    Thanks Ron, I feel better informed about twist rates now!

    Thank You for the tips on rifle twist rates! I feel better informed to make choices in the future.

  2. Dave

    I have a Colt 223 military AR 15
    I have been told it has a 1 in 7 twist ?? And it would shoot it best pattern with a upper 60’s grain bullet ??
    Before I start target shooting with it could you direct me on what cartridge would be the best for accuracy ? If all the above is true then I assume 55 grain is not recommended ?
    Thank You for your time

  3. Rob Menagh

    Interesting… This could be the reason my Arisaka does not like the 140 grn cast lead bullets that I make. I’ll have to look in to shortening them…

  4. glenn chaney

    Reading your 30-06 brought back recollection of a Remington 742 Carbine in 30-06 I acquired back in the 80’s when I don’t recall any conversations about twist rates, we were all carrying wooden furniture hunting rifles. I loved that carbine, it would snatch right out of the FJ-40 Landcruiser and never bump anything. Took it to the Sheriff’s range and she was tumbling bullets. I got rid of a very nice gun, likely due to that green and yellow ammo they slupped in Florida.
    I got a taste of bullet blowup in Bama on bigger deer with my Rem 700 .270. Assumed I needed to go back to the 30-06, but wait…Along came Nostler Partitioned Federal Premium and life was suddenly good. It is the bullet. Transfer of energy is the bottom line to terminal ballistics.
    Now, getting old, those old hunters hurt if you shoot for fun, so I finally joined the black rifle crowd.
    5.56 1X9 at first, then a 1×7, then a 300 AAC, then some 7.62 x39’s at 1×10, and now building the 6.5 Grendel for the needed 500 plus yards for the piggies. Only my recent exposure to building, and needs for bigger bullets for varmiting forced me to become educated.
    Excellent wake-up call to remind folks that it’s “All about the base” I mean the bullet.

  5. Robert

    In the early M16 in viietnam; the barrel twist rates were at 1-12. the bullet could hit a thigh and come out at your belly button ! A groin hit at the shoulder; It followed the muscle and the path of lest resistance. The UN said Foul play ! It could Only drill a hole in an enemy; not cause amssive damage ! War? No; politics.

    • Robert

      Vietnam was not fun as the bullets in the M16 did not work well for long shots; No 22 is good for that.

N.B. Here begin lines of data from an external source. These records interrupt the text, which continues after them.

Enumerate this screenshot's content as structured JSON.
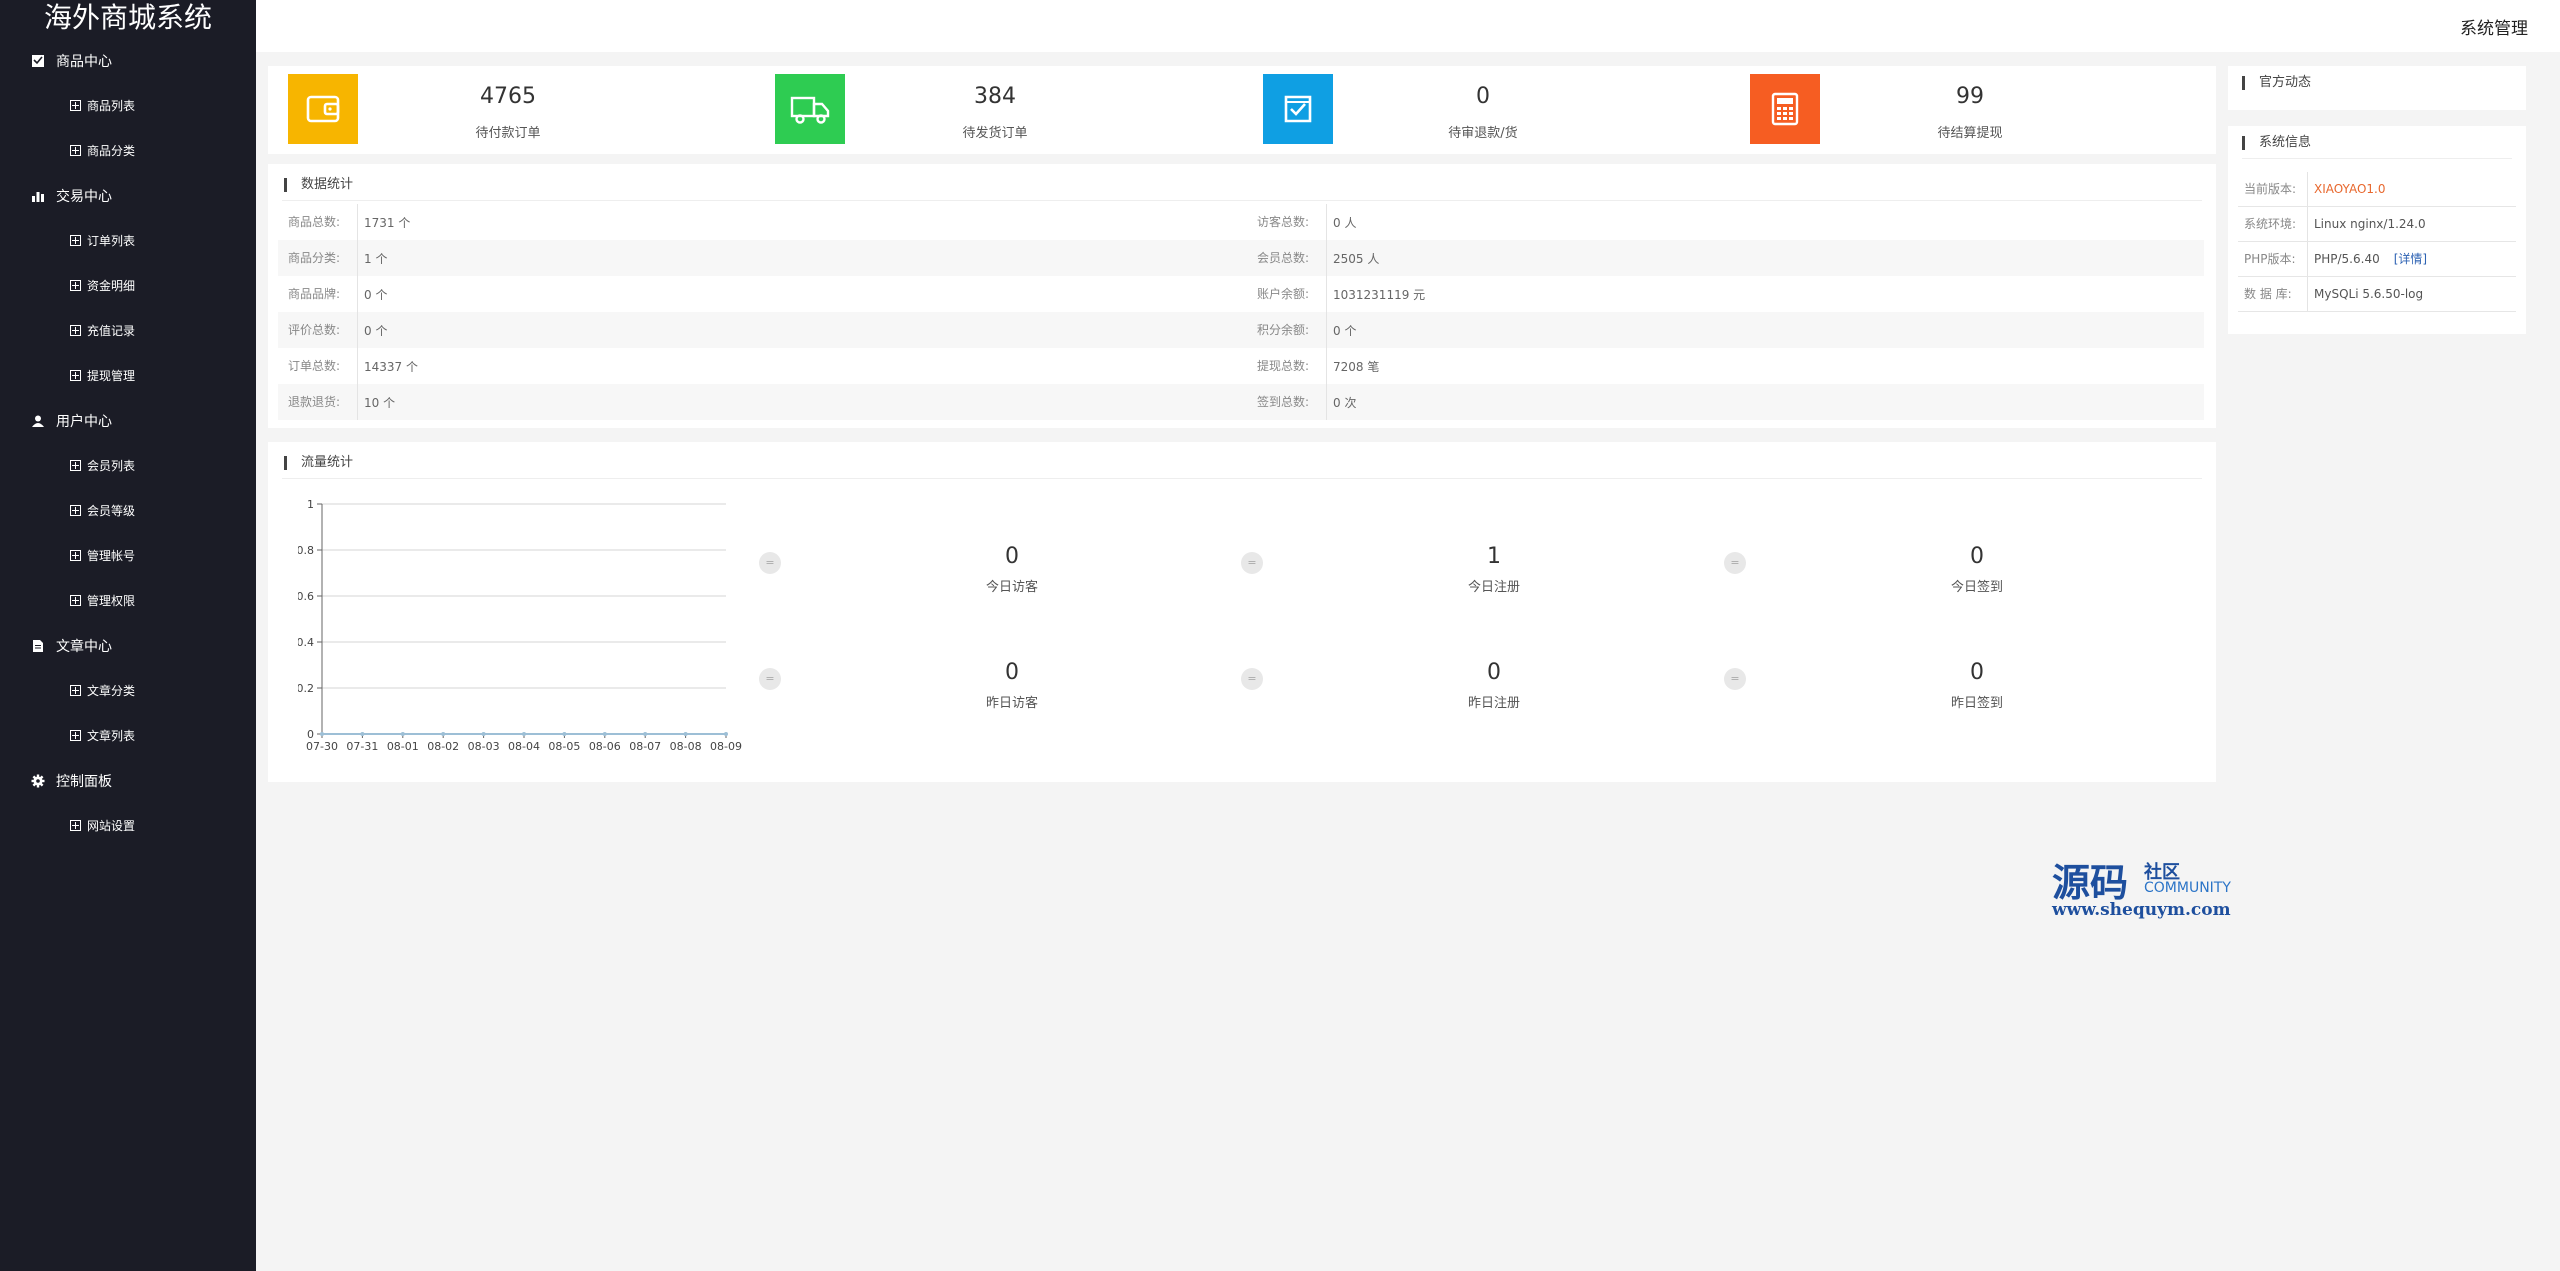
{
  "app": {
    "title": "海外商城系统",
    "user_menu": "系统管理"
  },
  "sidebar": {
    "groups": [
      {
        "label": "商品中心",
        "icon": "product-icon",
        "items": [
          "商品列表",
          "商品分类"
        ]
      },
      {
        "label": "交易中心",
        "icon": "bar-chart-icon",
        "items": [
          "订单列表",
          "资金明细",
          "充值记录",
          "提现管理"
        ]
      },
      {
        "label": "用户中心",
        "icon": "user-icon",
        "items": [
          "会员列表",
          "会员等级",
          "管理帐号",
          "管理权限"
        ]
      },
      {
        "label": "文章中心",
        "icon": "document-icon",
        "items": [
          "文章分类",
          "文章列表"
        ]
      },
      {
        "label": "控制面板",
        "icon": "gear-icon",
        "items": [
          "网站设置"
        ]
      }
    ]
  },
  "stats": [
    {
      "value": "4765",
      "label": "待付款订单",
      "color": "#f7b500",
      "icon": "wallet-icon"
    },
    {
      "value": "384",
      "label": "待发货订单",
      "color": "#2ecc52",
      "icon": "truck-icon"
    },
    {
      "value": "0",
      "label": "待审退款/货",
      "color": "#0f9fe3",
      "icon": "checkbox-icon"
    },
    {
      "value": "99",
      "label": "待结算提现",
      "color": "#f65d22",
      "icon": "calculator-icon"
    }
  ],
  "data_panel": {
    "title": "数据统计",
    "rows": [
      {
        "lk": "商品总数:",
        "lv": "1731 个",
        "rk": "访客总数:",
        "rv": "0 人"
      },
      {
        "lk": "商品分类:",
        "lv": "1 个",
        "rk": "会员总数:",
        "rv": "2505 人"
      },
      {
        "lk": "商品品牌:",
        "lv": "0 个",
        "rk": "账户余额:",
        "rv": "1031231119 元"
      },
      {
        "lk": "评价总数:",
        "lv": "0 个",
        "rk": "积分余额:",
        "rv": "0 个"
      },
      {
        "lk": "订单总数:",
        "lv": "14337 个",
        "rk": "提现总数:",
        "rv": "7208 笔"
      },
      {
        "lk": "退款退货:",
        "lv": "10 个",
        "rk": "签到总数:",
        "rv": "0 次"
      }
    ]
  },
  "traffic_panel": {
    "title": "流量统计",
    "kpis": [
      {
        "value": "0",
        "label": "今日访客",
        "dot": "="
      },
      {
        "value": "1",
        "label": "今日注册",
        "dot": "="
      },
      {
        "value": "0",
        "label": "今日签到",
        "dot": "="
      },
      {
        "value": "0",
        "label": "昨日访客",
        "dot": "="
      },
      {
        "value": "0",
        "label": "昨日注册",
        "dot": "="
      },
      {
        "value": "0",
        "label": "昨日签到",
        "dot": "="
      }
    ]
  },
  "chart_data": {
    "type": "line",
    "title": "",
    "xlabel": "",
    "ylabel": "",
    "categories": [
      "07-30",
      "07-31",
      "08-01",
      "08-02",
      "08-03",
      "08-04",
      "08-05",
      "08-06",
      "08-07",
      "08-08",
      "08-09"
    ],
    "series": [
      {
        "values": [
          0,
          0,
          0,
          0,
          0,
          0,
          0,
          0,
          0,
          0,
          0
        ]
      }
    ],
    "yticks": [
      "0",
      "0.2",
      "0.4",
      "0.6",
      "0.8",
      "1"
    ],
    "ylim": [
      0,
      1
    ],
    "grid": true,
    "line_color": "#9dbfd6"
  },
  "news_panel": {
    "title": "官方动态"
  },
  "sys_panel": {
    "title": "系统信息",
    "rows": [
      {
        "k": "当前版本:",
        "v": "XIAOYAO1.0"
      },
      {
        "k": "系统环境:",
        "v": "Linux nginx/1.24.0"
      },
      {
        "k": "PHP版本:",
        "v": "PHP/5.6.40",
        "link": "[详情]"
      },
      {
        "k": "数 据 库:",
        "v": "MySQLi 5.6.50-log"
      }
    ]
  },
  "watermark": {
    "big": "源码",
    "small1": "社区",
    "small2": "COMMUNITY",
    "url": "www.shequym.com"
  }
}
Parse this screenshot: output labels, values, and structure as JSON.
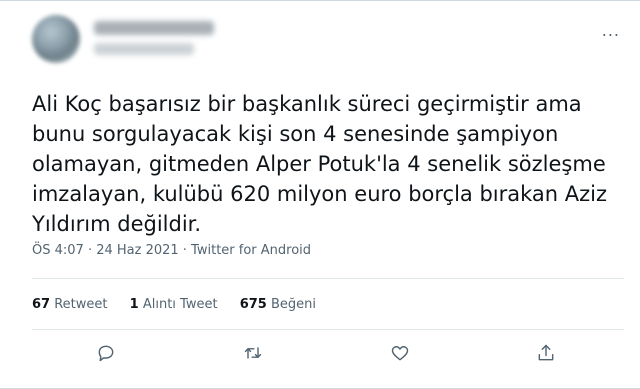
{
  "tweet": {
    "more_label": "...",
    "text": "Ali Koç başarısız bir başkanlık süreci geçirmiştir ama bunu sorgulayacak kişi son 4 senesinde şampiyon olamayan, gitmeden Alper Potuk'la 4 senelik sözleşme imzalayan, kulübü 620 milyon euro borçla bırakan Aziz Yıldırım değildir.",
    "meta": "ÖS 4:07 · 24 Haz 2021 · Twitter for Android",
    "stats": {
      "retweets_count": "67",
      "retweets_label": "Retweet",
      "quotes_count": "1",
      "quotes_label": "Alıntı Tweet",
      "likes_count": "675",
      "likes_label": "Beğeni"
    },
    "actions": [
      "reply-icon",
      "retweet-icon",
      "like-icon",
      "share-icon"
    ]
  }
}
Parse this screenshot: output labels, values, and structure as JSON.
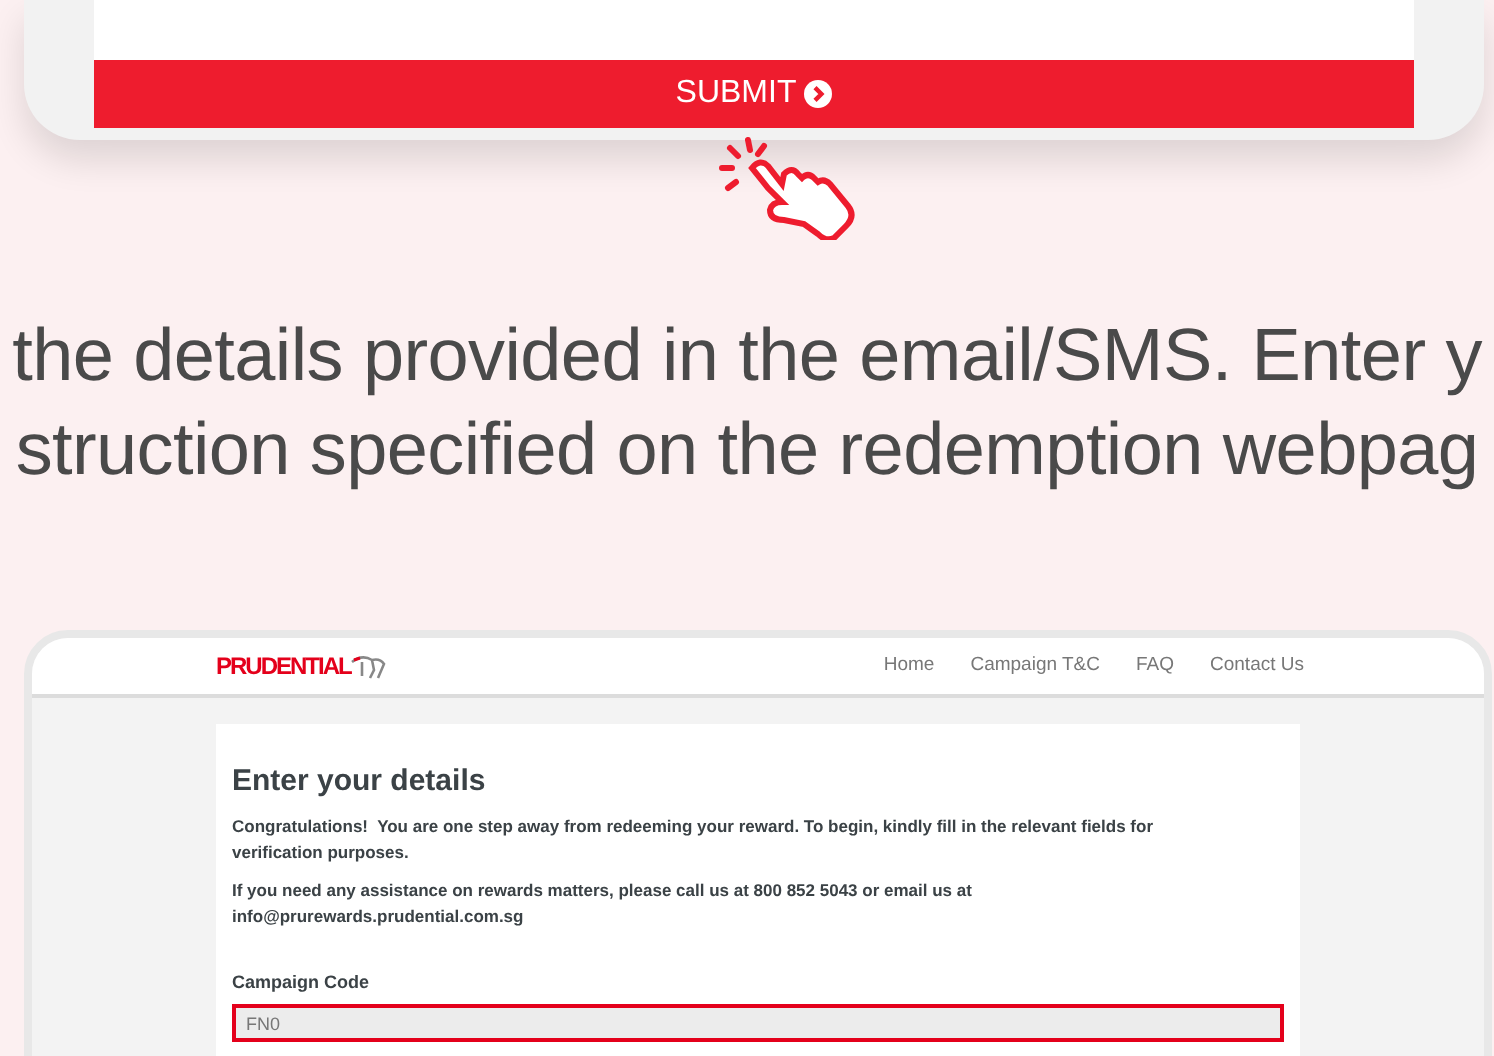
{
  "top_screen": {
    "submit_button": "SUBMIT"
  },
  "instruction": {
    "lines": [
      "the details provided in the email/SMS. Enter y",
      "struction specified on the redemption webpag"
    ]
  },
  "bottom_screen": {
    "logo": "PRUDENTIAL",
    "nav": [
      "Home",
      "Campaign T&C",
      "FAQ",
      "Contact Us"
    ],
    "form": {
      "title": "Enter your details",
      "paragraphs": [
        "Congratulations!  You are one step away from redeeming your reward. To begin, kindly fill in the relevant fields for verification purposes.",
        "If you need any assistance on rewards matters, please call us at 800 852 5043 or email us at info@prurewards.prudential.com.sg"
      ],
      "field_label": "Campaign Code",
      "field_value": "FN0",
      "field_highlighted": true
    }
  }
}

  6. leo labonte

    thanks for clearing up twist issue.

  7. Bobby Wilburn

    A friend told me that the 45.70 is best scope setting ammo is the 405 grain lead flat tip because of twist …any info on this ?